> [How to complete this task]
In the records below, find each line with the word "liiketoiminnan" and copy it.

════

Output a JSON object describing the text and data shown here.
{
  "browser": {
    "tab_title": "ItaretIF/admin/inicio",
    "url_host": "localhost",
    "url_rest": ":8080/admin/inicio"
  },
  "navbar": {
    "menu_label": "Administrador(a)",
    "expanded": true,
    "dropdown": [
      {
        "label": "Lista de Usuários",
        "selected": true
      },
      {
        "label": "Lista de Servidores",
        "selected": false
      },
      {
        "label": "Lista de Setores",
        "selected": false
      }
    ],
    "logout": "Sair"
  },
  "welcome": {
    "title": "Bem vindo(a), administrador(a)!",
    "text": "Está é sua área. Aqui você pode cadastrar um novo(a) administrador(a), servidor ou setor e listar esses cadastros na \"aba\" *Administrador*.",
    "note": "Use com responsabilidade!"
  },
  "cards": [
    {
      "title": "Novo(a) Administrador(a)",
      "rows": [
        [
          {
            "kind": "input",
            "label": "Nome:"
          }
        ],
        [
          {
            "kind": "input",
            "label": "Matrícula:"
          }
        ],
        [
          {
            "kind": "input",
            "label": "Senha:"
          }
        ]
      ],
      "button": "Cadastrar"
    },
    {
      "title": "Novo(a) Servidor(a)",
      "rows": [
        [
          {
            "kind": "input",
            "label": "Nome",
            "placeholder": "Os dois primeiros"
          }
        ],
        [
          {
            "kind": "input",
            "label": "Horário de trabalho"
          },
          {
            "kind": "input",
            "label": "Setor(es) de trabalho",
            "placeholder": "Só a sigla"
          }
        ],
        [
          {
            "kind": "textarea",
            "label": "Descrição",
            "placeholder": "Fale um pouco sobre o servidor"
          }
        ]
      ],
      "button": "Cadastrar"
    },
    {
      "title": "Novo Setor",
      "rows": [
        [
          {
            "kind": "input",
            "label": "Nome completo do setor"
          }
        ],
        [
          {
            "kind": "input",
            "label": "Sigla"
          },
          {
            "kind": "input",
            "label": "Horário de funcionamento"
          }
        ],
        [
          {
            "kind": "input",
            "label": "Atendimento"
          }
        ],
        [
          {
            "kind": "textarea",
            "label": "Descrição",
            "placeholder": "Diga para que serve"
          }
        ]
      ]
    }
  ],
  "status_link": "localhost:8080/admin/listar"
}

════

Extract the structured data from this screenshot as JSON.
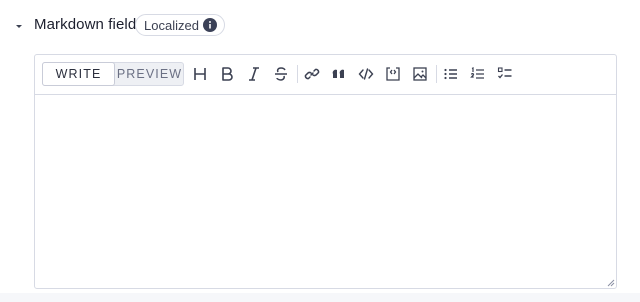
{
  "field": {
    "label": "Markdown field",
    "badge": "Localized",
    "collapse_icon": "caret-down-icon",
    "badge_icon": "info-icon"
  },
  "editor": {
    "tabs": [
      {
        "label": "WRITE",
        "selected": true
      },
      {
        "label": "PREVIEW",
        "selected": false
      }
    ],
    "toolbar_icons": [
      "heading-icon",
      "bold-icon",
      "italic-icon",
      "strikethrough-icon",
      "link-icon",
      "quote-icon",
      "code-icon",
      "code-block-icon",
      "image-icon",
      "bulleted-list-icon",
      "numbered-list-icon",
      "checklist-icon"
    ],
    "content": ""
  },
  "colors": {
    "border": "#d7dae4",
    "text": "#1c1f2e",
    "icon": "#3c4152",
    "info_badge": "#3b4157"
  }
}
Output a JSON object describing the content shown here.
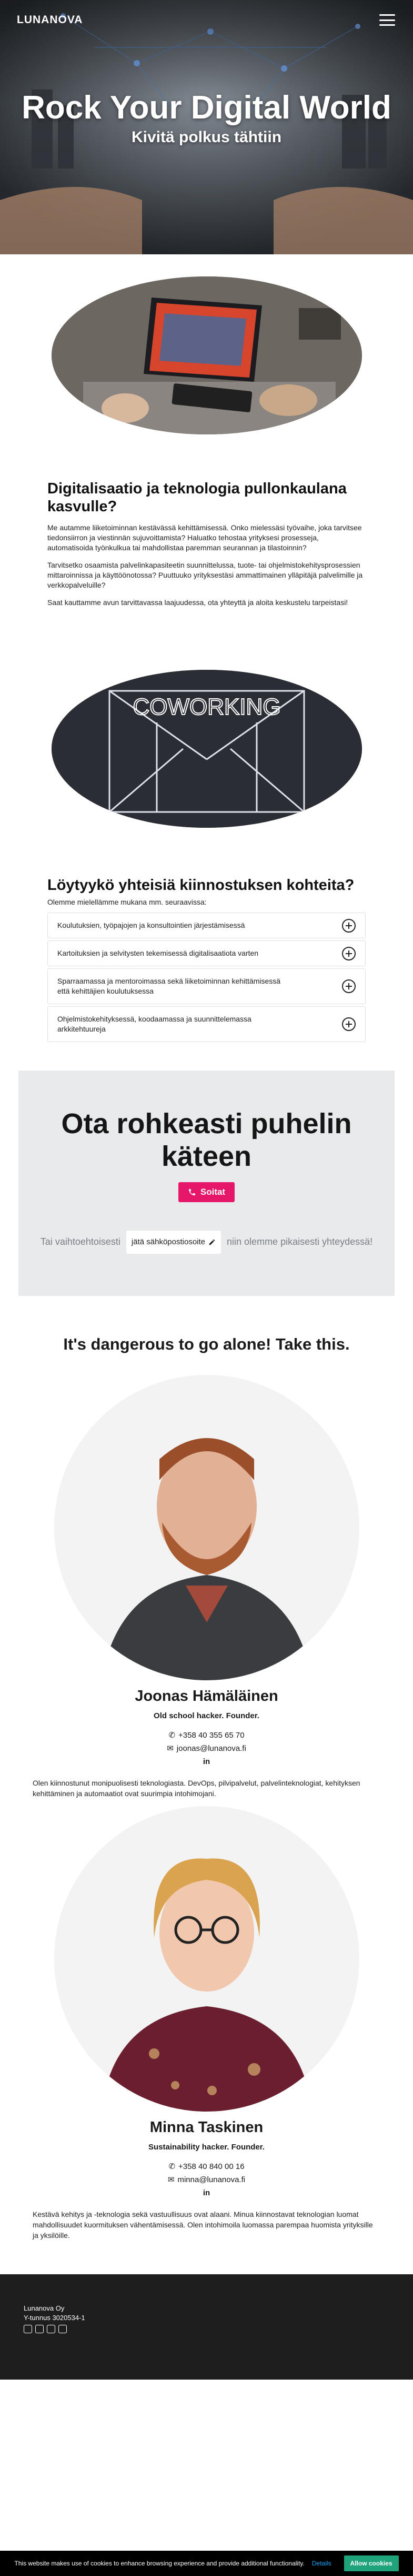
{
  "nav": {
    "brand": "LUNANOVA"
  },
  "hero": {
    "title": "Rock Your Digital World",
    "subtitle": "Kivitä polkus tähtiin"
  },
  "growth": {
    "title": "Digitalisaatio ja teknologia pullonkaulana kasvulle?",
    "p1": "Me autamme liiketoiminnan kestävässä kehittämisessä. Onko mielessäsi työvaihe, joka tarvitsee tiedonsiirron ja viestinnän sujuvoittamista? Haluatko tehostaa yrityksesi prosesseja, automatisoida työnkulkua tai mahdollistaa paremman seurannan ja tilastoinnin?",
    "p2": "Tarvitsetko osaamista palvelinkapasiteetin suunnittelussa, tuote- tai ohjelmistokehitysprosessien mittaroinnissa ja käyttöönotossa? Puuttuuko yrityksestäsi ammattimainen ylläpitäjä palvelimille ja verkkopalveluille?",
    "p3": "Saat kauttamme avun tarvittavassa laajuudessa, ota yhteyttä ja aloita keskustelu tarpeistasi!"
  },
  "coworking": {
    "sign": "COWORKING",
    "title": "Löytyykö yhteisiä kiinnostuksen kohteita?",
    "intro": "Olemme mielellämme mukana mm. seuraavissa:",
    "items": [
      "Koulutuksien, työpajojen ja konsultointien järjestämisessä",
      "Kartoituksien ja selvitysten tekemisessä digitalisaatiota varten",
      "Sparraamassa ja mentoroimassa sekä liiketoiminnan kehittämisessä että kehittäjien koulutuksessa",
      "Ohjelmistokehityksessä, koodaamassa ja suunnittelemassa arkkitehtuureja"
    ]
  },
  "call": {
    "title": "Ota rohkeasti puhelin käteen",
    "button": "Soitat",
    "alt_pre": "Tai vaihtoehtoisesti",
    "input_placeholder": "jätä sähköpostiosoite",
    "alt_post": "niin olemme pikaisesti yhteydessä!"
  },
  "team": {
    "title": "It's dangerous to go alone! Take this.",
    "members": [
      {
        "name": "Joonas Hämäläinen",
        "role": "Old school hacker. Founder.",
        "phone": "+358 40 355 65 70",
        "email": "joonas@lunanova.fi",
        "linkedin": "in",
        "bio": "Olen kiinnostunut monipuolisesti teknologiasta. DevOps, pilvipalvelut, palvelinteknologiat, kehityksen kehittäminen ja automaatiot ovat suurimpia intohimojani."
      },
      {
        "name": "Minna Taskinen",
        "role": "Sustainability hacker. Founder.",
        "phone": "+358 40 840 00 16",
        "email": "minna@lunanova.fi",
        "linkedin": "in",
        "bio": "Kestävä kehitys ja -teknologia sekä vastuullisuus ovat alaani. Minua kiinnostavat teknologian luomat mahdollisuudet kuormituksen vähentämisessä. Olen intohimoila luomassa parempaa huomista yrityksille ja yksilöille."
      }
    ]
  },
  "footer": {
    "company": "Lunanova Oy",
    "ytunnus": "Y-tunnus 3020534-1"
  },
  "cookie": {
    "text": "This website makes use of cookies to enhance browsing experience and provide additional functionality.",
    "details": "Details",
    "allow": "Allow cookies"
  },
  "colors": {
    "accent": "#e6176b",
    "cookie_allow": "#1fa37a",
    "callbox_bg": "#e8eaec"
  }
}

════

> [Written solution]
    "p1": "Me autamme liiketoiminnan kestävässä kehittämisessä. Onko mielessäsi työvaihe, joka tarvitsee tiedonsiirron ja viestinnän sujuvoittamista? Haluatko tehostaa yrityksesi prosesseja, automatisoida työnkulkua tai mahdollistaa paremman seurannan ja tilastoinnin?",
      "Sparraamassa ja mentoroimassa sekä liiketoiminnan kehittämisessä että kehittäjien koulutuksessa",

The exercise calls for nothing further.